Is that a weakness or a conspicuous failure?
I’ve recently talked about PDF workflows in this threat, where someone asked for feedback about using Papers 3 and Devon Think Pro. I cannot bring up anything about Devon Think, which I haven’t used, but someone did, and it turns out both applications complement each other satisfactorily.
I’ve already reviewed Papers 3 here (in Catalan). I commented on my experience with it and explained why I dropped it. Needless to say, my personal experience is nothing more than a single testimony. Anyway, I kept looking for a solution I can adopt and it turns out I may have found it. It’s called EagleFiler and I plan to use it in conjunction with Goodreader, that is to say, I will place my libraries in the Goodreader folder in iCloud Drive, so that I can access all the documents stored in them from every Apple device.
Prior to any other consideration, there’s the issue with iCloud Drive and some folders not showing up in it, which is something that happened to me. The solution has been to completely sign out from iCloud (only in the main machine, in my case), then restarting the computer and eventually signing in again. Once the Goodreader folder on place, trying EagleFiler has proven to be easy. The big inconvenience is that the main Photos library has to be uploaded to the cloud from scratch.
With EagleFiler, I can create different libraries. In Goodreader on the iPad, I see those libraries on the iCloud folder. The iCloud syncing process isn’t fast, not even close. However, as iCloud Drive files get backed up on the iMac and the MacBook Pro, I feel save. Moreover, with a €0.99 cents fee per month, I can store up to 50GB in it. EagleFiler picks the PDF metadata and Finder tags already assigned to files. Consequently, the best practice is to apply tags to files and fill in the PDF metadata (I use PDFpen for that) prior to adding any file to the EagleFiler library of choice.

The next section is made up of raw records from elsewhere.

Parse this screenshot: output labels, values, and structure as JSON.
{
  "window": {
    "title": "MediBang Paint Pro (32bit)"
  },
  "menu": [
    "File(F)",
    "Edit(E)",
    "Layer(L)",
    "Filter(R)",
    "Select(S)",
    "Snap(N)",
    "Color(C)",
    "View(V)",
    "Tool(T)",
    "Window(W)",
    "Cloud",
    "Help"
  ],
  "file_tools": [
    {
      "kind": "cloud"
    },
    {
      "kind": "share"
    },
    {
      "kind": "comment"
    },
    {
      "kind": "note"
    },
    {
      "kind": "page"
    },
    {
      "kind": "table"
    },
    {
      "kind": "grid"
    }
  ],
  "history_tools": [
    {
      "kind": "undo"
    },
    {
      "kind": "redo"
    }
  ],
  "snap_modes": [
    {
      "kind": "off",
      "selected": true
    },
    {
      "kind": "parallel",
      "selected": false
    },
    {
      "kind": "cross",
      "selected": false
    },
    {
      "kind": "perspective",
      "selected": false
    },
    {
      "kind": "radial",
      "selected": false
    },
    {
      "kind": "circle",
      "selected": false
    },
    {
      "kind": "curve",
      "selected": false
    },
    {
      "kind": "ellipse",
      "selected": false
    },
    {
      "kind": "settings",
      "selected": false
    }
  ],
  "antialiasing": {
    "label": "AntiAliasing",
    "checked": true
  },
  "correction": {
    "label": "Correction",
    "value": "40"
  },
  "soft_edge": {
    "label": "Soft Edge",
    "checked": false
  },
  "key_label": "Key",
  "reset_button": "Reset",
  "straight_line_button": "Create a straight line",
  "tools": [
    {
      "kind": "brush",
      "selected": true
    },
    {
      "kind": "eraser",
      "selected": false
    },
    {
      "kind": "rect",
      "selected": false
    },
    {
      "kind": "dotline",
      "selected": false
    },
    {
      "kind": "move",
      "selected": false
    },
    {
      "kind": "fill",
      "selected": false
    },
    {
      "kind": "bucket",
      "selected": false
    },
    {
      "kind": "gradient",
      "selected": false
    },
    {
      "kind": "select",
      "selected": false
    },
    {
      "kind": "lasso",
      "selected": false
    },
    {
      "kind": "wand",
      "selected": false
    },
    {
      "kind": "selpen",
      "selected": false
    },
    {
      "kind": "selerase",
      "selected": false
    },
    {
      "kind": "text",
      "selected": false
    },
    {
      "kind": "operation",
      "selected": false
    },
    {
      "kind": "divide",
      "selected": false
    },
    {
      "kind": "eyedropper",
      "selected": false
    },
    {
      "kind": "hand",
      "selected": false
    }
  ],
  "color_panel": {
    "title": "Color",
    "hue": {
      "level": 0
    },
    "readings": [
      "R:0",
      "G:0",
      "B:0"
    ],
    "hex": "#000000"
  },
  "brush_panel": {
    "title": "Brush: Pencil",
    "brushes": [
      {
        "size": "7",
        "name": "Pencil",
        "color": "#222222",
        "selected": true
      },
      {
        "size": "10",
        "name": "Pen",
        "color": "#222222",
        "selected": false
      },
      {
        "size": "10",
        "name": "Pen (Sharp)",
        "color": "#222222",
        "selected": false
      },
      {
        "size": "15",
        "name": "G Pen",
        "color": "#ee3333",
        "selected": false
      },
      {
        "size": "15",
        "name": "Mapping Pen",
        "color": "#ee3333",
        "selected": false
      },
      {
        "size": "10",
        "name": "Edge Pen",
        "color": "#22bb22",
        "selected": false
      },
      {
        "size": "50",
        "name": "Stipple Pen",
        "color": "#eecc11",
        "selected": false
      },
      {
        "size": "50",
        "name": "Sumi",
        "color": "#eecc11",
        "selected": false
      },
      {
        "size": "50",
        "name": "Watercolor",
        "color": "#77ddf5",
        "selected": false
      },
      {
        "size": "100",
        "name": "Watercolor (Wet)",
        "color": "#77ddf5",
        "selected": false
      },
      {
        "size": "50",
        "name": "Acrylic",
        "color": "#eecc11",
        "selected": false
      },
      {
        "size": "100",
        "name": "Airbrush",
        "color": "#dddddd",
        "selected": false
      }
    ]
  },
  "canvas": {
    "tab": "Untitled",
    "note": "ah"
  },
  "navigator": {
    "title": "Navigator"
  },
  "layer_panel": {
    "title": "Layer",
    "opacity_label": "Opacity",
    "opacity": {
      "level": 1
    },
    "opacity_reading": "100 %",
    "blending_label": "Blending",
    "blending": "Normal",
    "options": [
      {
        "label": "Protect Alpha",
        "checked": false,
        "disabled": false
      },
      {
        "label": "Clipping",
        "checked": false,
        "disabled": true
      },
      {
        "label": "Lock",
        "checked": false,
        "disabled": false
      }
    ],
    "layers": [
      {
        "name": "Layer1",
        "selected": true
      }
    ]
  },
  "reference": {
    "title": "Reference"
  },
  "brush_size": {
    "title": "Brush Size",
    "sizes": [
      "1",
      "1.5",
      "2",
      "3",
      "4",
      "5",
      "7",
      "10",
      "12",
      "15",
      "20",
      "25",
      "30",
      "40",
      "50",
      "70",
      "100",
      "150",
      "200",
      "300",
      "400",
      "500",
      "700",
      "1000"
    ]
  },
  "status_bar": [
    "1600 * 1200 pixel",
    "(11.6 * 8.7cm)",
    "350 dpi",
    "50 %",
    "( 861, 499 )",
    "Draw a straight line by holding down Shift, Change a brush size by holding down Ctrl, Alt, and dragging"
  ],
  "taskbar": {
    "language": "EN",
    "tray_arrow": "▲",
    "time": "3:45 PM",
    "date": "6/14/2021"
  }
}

One of the most valuable features of EagleFiler, in my humble opinion, is that its libraries are an open format. In order to guarantee data integrity, documents are not processed. They are stored as-is. That’s exactly what I needed. In general, EagleFiler’s interface and the integration with Goodreader may not make the ideal environment to most people. To me, they do.
Summing up, I encourage anyone in need of a good workflow to deal with PDFs to look at these two applications. Give them a try. Why not?

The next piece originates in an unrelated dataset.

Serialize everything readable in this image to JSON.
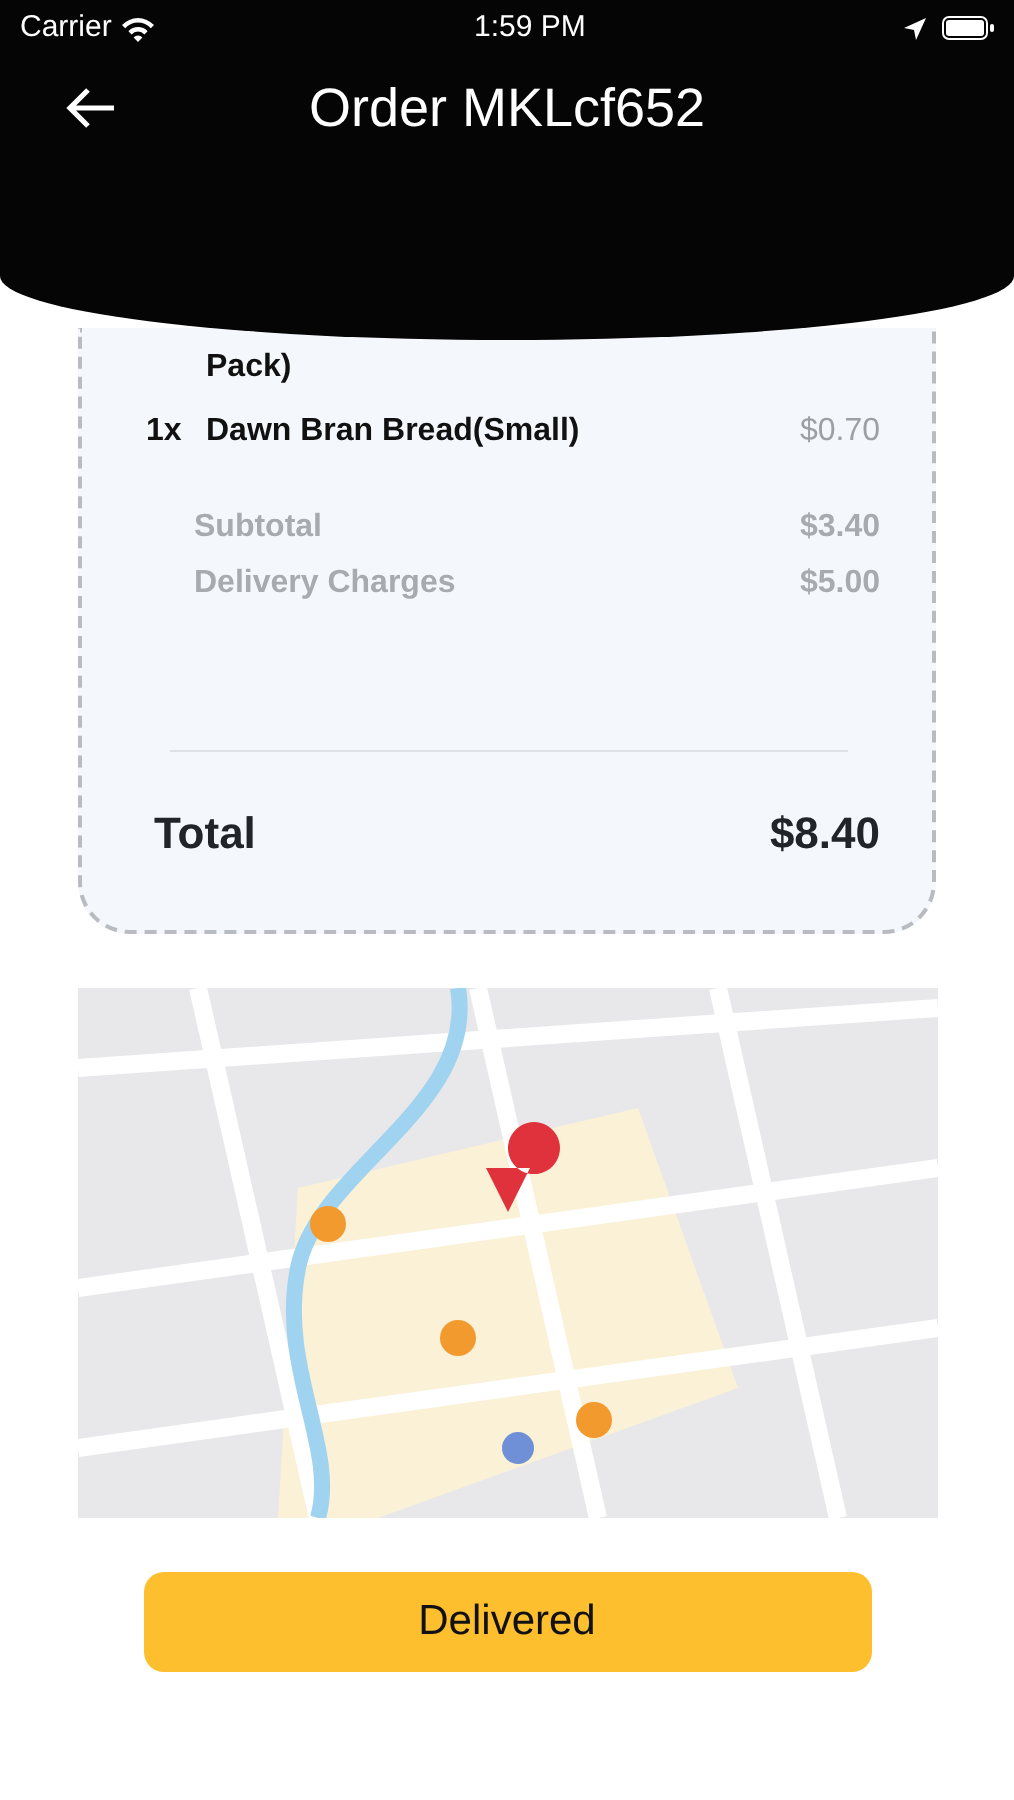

There are valuable features in Aeon Timeline (Mac and Windows), and there will be more, because version 2 has been announced. Both present users and those who have not tried it yet have the chance to preorder the new version with a 50% discount.

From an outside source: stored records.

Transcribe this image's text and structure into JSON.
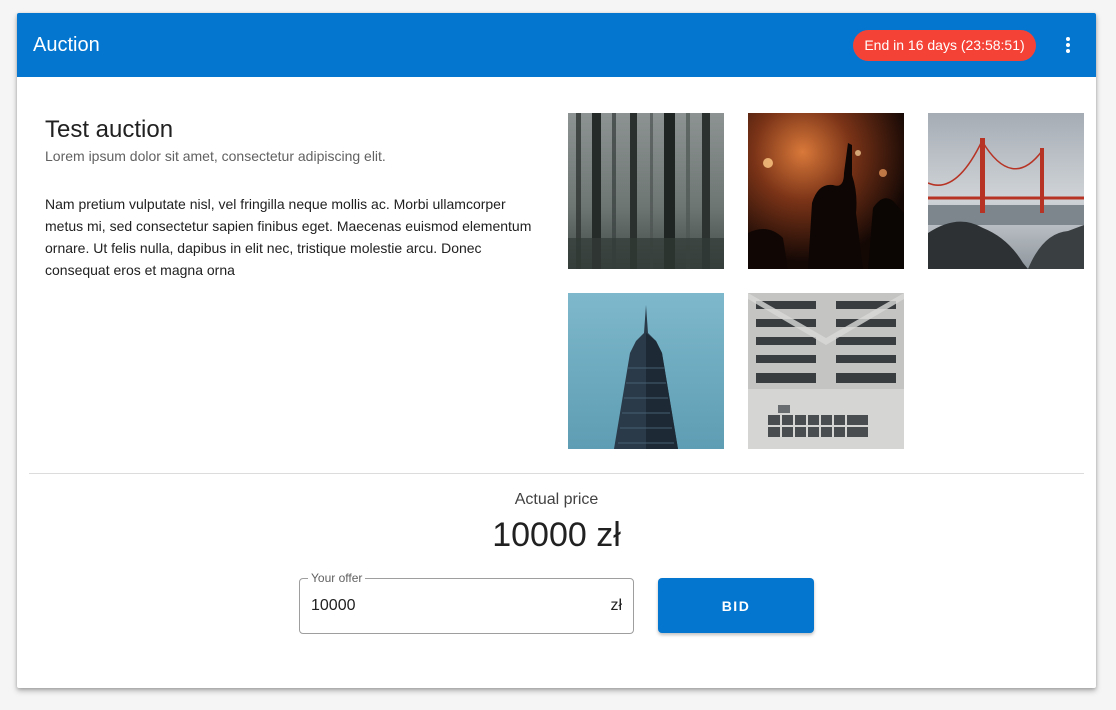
{
  "appbar": {
    "title": "Auction",
    "end_badge": "End in 16 days (23:58:51)",
    "menu_icon": "more-vert-icon"
  },
  "auction": {
    "title": "Test auction",
    "subtitle": "Lorem ipsum dolor sit amet, consectetur adipiscing elit.",
    "description": "Nam pretium vulputate nisl, vel fringilla neque mollis ac. Morbi ullamcorper metus mi, sed consectetur sapien finibus eget. Maecenas euismod elementum ornare. Ut felis nulla, dapibus in elit nec, tristique molestie arcu. Donec consequat eros et magna orna"
  },
  "gallery": {
    "images": [
      {
        "subject": "misty forest"
      },
      {
        "subject": "concert crowd"
      },
      {
        "subject": "golden gate bridge"
      },
      {
        "subject": "skyscraper tower"
      },
      {
        "subject": "apartment building facade"
      }
    ]
  },
  "pricing": {
    "label": "Actual price",
    "value": "10000 zł"
  },
  "offer": {
    "label": "Your offer",
    "value": "10000",
    "suffix": "zł",
    "button_label": "BID"
  },
  "colors": {
    "primary": "#0476d0",
    "badge": "#f44336"
  }
}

Some of the new functionalities will be a better integration with Scrivener, multiple themes and customisable data fields. Our chronologies will look a lot better and will be more usable and appealing.
Don’t miss the chance. I’m already in.
Recently I’ve spent some time in the Barcelona’s Apple Store in Passeig de Gràcia, meandering between the tables. Here are the conclusions I came to:
– The 27-inch Cinema Display is exposed in a corner, as it should, because it does not compare well with the new iMac screens.
– It’s been said that the iPad Pro is a too heavy to hold it with your hands, but it seems an overstatement. I found it light for its size. Its keyboard —just for exhibition purposes; it was the US English version— is functional but too thick and quite ugly.
– The four tables devoted to the watch didn’t draw anyone’s attention. (I confirmed it in a second visit.)
– The new Magic Keyboard models are excessively compact. However, if I was forced to use one, I’d end up adapting my typing to it. The lack of space around the four arrow keys is the main gripe. The actual typing, which is really sensitive, doesn’t feel wrong at all.
– The AppleTV’s remote control is quite unfortunate. Its weight and touch don’t make it comfortable. The vertical and horizontal navigation would require the usual four arrow buttons. Using your finger in the touch surface to navigate is a pain in the neck.
– I believed that the big iPhone, the 6s Plus, would never appeal to me, but I was wrong. It’s the coolest one. Pictures, maps, notes, web pages… all of them ought to be displayed in screens like that, never a smaller one. As for the disproportionate size of the device as a phone, that’s a secondary factor.